April 15 1861 Monday
USA. US President Abraham Lincoln summoned a special session of the US Congress to consider the question of war against the Confederate states. Only Congress could formally declare war but as it was not in session, the President’s summons and call to arms was the equivalent of a declaration of war. He issued a Proclamation calling for 75,000 militiamen to serve for 90 days.
California. Incidents at Mad River and Van Dusen’s Creek.
Florida. The Confederates demanded the surrender of Fort Pickens at Pensacola Bay but this was rejected.
Indiana. Governor Oliver P Morton opened Camp Morton at Indianapolis for the training of volunteer recruits. It became a prisoner of war camp early in 1862. The majority of prisoners were exchanged by late 1862 and it reverted to a training camp. It reopened as a prisoner of war camp in early 1863 and remained in operation until it closed finally in June 1865.
Kentucky. The Governor of Kentucky asserted its neutrality and refused to furnish its quota of militia for Federal service.
New York. Seventeen vessels registered from Southern ports and without US clearance to depart were seized and fined by the New York authorities.
North Carolina. The Governor of North Carolina refused to furnish its quota of militia for Federal service.

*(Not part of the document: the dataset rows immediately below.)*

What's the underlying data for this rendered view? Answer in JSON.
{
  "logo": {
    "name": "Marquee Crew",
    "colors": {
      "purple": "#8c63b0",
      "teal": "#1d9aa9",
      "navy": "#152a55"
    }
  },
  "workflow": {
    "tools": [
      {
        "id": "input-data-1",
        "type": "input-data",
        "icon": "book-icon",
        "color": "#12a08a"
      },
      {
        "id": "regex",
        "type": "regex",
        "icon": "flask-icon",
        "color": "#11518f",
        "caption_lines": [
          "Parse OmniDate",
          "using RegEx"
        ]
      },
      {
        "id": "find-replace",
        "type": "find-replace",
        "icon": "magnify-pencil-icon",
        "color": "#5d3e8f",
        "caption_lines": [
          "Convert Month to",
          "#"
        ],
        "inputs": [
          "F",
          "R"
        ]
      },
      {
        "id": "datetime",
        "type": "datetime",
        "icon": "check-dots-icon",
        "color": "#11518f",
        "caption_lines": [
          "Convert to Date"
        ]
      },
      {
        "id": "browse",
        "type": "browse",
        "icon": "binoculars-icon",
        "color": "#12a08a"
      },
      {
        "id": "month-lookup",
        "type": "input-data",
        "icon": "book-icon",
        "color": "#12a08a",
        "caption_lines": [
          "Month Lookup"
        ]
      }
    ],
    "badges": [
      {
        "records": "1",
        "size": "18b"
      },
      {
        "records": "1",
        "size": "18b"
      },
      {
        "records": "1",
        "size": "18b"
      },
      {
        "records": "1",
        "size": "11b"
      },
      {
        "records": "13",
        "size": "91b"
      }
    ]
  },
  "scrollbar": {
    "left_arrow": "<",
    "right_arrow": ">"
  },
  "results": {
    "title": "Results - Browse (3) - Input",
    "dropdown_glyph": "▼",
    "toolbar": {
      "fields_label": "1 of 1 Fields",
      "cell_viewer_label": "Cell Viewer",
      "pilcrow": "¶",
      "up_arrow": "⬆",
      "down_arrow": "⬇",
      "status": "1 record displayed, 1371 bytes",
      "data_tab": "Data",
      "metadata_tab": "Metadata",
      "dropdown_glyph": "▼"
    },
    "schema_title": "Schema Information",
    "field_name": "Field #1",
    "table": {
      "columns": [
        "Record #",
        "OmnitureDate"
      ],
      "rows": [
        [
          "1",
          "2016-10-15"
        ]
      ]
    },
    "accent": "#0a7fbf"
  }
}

North Carolina. Fort Macon near Beaufort was taken over by North Carolina troops under Captain Josiah Solomon Pender before the state seceded from the Union. It was located at the eastern end of Bogue Bank, in the Outer Banks. Construction began in 1826 and was completed by 1834. Only four guns were mounted in the dilapidated and neglected masonry fortification completed in 1826. The garrison comprised one single US Army sergeant. The local military authorities set about improving the armament until 56 pieces (5 8-inch and 2 10-inch Columbiads, 19 24-pounders, 32 32-pounders, and 6 field guns) were finally mounted. However, they had sufficient ammunition for only three days of action. Confederate Colonel Moses J White was assigned to command a new garrison of 430 men.
Texas. US troops evacuated Fort Stockton.
Commander in Chief: President Abraham Lincoln
Vice-President: Hannibal Hamlin
Secretary of War: Simon Cameron
Secretary of the Navy: Gideon Welles
Pacific Squadron: John Berrien Montgomery
General–in-Chief: Winfield Scott
Department of the East: John Ellis Wool
Department of Florida: Harvey Brown awaited
Department of New Mexico: William Wing Loring
Department of the Pacific: Albert Sidney Johnston interim Edwin Vose Sumner awaited
- District of Oregon: George Wright
Department of Texas: Carlos Adolphus Waite
Department of Utah: Philip St George Cooke
Department of Washington: Charles Ferguson Smith
Department of the West: William Selby Harney
Commander in Chief: President Jefferson Finis Davis
Vice-President: Alexander Hamilton Stephens
Secretary of War: Leroy Pope Walker
Secretary of the Navy: Stephen Russell Mallory
Department of Louisiana: David Emanuel Twiggs
- “Forces in New Orleans” “Army of Louisiana”: Braxton Bragg
Department of South Carolina: Pierre Gustave Toutant Beauregard
- “Forces in Charleston”: Pierre Gustave Toutant Beauregard
Department of Texas: Earl Van Dorn awaited
Department of West Florida: Braxton Bragg
- “Forces in Pensacola”: Braxton Bragg
Defences of Savannah: Alexander Robert Lawton awaited
“Forces in Harper’s Ferry”: Kenton Harper
John Ellis Wool
William Selby Harney
Edwin Vose Sumner
Brigadier-General USA (Staff)
Joseph Eggleston Johnston
Note: Italics, awaiting confirmation of the commission
David Emanuel Twiggs
Pierre Gustave Toutant Beauregard
Alexander Robert Lawton